--- Provided entries ---

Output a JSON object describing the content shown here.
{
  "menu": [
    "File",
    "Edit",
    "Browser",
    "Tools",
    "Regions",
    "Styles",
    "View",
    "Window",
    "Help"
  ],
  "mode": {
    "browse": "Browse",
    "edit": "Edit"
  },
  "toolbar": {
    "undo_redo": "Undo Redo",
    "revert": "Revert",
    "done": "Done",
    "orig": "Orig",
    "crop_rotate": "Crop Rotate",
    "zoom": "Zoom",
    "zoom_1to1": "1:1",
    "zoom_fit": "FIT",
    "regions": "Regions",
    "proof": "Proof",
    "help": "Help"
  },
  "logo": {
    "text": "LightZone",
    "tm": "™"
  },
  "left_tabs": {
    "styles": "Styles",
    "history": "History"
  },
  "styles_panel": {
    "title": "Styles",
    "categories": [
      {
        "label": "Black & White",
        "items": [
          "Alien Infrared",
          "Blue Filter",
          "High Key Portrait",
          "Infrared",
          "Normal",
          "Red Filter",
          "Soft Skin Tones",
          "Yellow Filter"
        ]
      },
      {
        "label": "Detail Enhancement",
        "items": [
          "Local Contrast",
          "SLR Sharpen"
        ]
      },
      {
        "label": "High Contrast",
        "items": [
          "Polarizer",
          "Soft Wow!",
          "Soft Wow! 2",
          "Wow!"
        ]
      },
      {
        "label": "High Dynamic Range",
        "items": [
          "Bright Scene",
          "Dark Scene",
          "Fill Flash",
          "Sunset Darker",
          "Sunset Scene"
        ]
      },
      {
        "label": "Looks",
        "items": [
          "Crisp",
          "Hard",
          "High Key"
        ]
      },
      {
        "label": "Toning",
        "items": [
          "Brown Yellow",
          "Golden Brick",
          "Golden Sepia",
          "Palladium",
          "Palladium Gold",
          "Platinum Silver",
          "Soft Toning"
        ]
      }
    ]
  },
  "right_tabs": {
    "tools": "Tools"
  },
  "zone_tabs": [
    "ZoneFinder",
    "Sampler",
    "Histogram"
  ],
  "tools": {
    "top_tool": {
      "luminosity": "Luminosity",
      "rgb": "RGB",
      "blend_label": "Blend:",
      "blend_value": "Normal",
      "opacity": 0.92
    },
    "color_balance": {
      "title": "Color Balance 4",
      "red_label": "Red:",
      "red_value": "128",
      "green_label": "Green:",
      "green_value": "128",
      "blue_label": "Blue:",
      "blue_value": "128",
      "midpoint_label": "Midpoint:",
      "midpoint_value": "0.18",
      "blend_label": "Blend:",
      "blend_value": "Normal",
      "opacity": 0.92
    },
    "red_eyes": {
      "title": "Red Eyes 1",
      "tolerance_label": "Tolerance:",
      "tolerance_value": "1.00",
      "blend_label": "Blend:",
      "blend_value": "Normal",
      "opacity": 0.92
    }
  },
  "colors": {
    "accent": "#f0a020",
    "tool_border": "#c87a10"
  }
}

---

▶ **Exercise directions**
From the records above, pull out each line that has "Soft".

▶ **Result**
          "Soft Skin Tones",
          "Soft Wow!",
          "Soft Wow! 2",
          "Soft Toning"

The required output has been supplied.